Very low CO2 concentrations that accumulate quickly from human respiration can have dramatic health effects, and thus in NASA’s history many technical removal strategies for CO2 from a confined atmosphere have been suggested and explored. A CO2 removal system that functions in a is a new area of research, as the primary CO2 removal component in the state-of-the-art system doesn’t have the adsorption performance behavior necessary to function in a Martian atmosphere. We propose to use an alternative adsorbent with unique and highly applicable CO2 adsorption properties - a diamine-appended metal-organic framework (MOF) - as a drop-in replacement for Zeolite 5A, the CO2 adsorbent onboard the ISS. Importantly, the mechanism for CO2 adsorption is disparate from the water adsorption mechanism, allowing the material to be the foundation of newly efficient CO2 removal processes.

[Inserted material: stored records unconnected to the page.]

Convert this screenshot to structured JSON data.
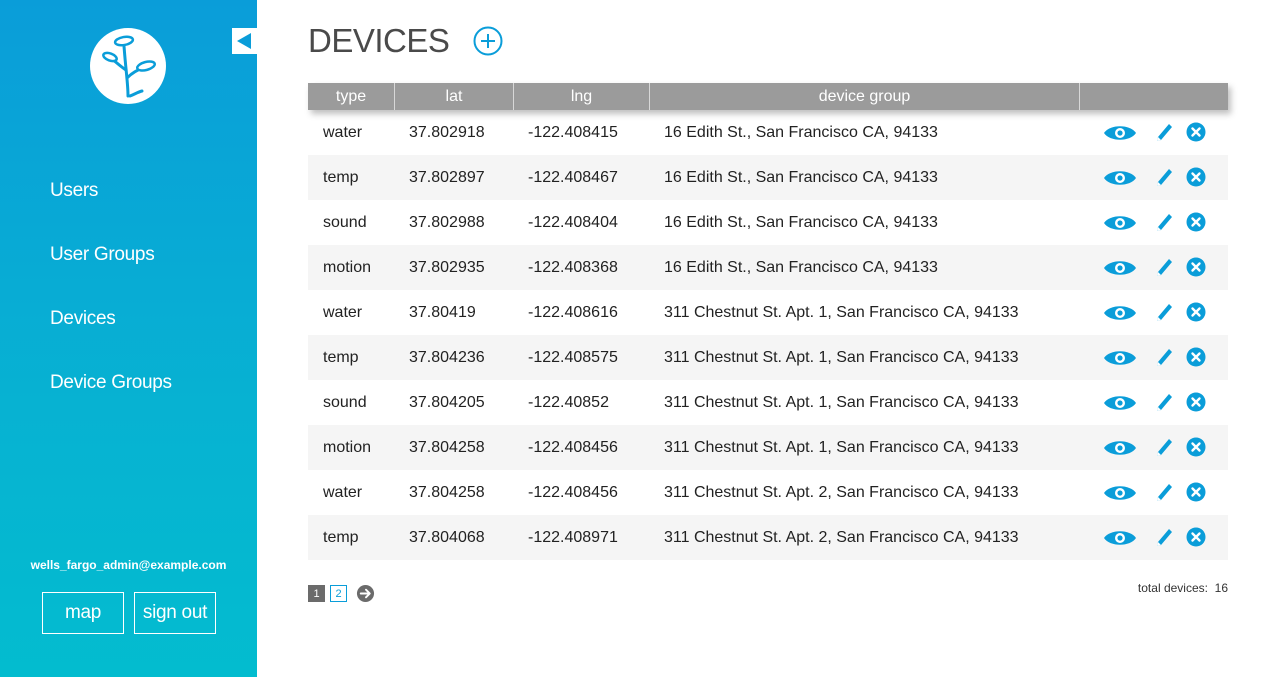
{
  "sidebar": {
    "nav": [
      {
        "label": "Users"
      },
      {
        "label": "User Groups"
      },
      {
        "label": "Devices"
      },
      {
        "label": "Device Groups"
      }
    ],
    "user_email": "wells_fargo_admin@example.com",
    "map_label": "map",
    "signout_label": "sign out"
  },
  "main": {
    "title": "DEVICES",
    "columns": [
      "type",
      "lat",
      "lng",
      "device group",
      ""
    ],
    "rows": [
      {
        "type": "water",
        "lat": "37.802918",
        "lng": "-122.408415",
        "group": "16 Edith St., San Francisco CA, 94133"
      },
      {
        "type": "temp",
        "lat": "37.802897",
        "lng": "-122.408467",
        "group": "16 Edith St., San Francisco CA, 94133"
      },
      {
        "type": "sound",
        "lat": "37.802988",
        "lng": "-122.408404",
        "group": "16 Edith St., San Francisco CA, 94133"
      },
      {
        "type": "motion",
        "lat": "37.802935",
        "lng": "-122.408368",
        "group": "16 Edith St., San Francisco CA, 94133"
      },
      {
        "type": "water",
        "lat": "37.80419",
        "lng": "-122.408616",
        "group": "311 Chestnut St. Apt. 1, San Francisco CA, 94133"
      },
      {
        "type": "temp",
        "lat": "37.804236",
        "lng": "-122.408575",
        "group": "311 Chestnut St. Apt. 1, San Francisco CA, 94133"
      },
      {
        "type": "sound",
        "lat": "37.804205",
        "lng": "-122.40852",
        "group": "311 Chestnut St. Apt. 1, San Francisco CA, 94133"
      },
      {
        "type": "motion",
        "lat": "37.804258",
        "lng": "-122.408456",
        "group": "311 Chestnut St. Apt. 1, San Francisco CA, 94133"
      },
      {
        "type": "water",
        "lat": "37.804258",
        "lng": "-122.408456",
        "group": "311 Chestnut St. Apt. 2, San Francisco CA, 94133"
      },
      {
        "type": "temp",
        "lat": "37.804068",
        "lng": "-122.408971",
        "group": "311 Chestnut St. Apt. 2, San Francisco CA, 94133"
      }
    ],
    "pagination": {
      "pages": [
        "1",
        "2"
      ],
      "current": "1"
    },
    "total_label": "total devices:",
    "total_value": "16"
  },
  "colors": {
    "accent": "#0a9dd9",
    "header_gray": "#9b9b9b"
  },
  "icons": {
    "eye": "eye-icon",
    "edit": "pencil-icon",
    "delete": "close-circle-icon",
    "add": "plus-circle-icon",
    "next": "arrow-right-circle-icon",
    "collapse": "triangle-left-icon"
  }
}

Carbon dioxide (CO2) removal for breathing life support will always be a necessary component to human NASA missions. This proposal validates a new class of materials with remarkable CO2 removal properties at the low partial pressures relevant to human toxicity. Additionally, these materials are uniquely suited to perform in a Mars atmosphere. The chemistry of CO2 removal is more challenging on Mars than in a space vacuum, making the results applicable to any future Mars or non-Mars mission.
Industrial chemistry is a bedrock of modern society. Making chemicals, such as making the ethylene in polyethylene (grocery) bags, has two required components: making the chemical and separating it from any other molecules from the process. While this separation step could seem like an afterthought, in fact it is responsible for at least 10% of global industrial energy use! MarsMOF and the class of materials it belongs to have the potential to improve the cost of the world’s largest separations.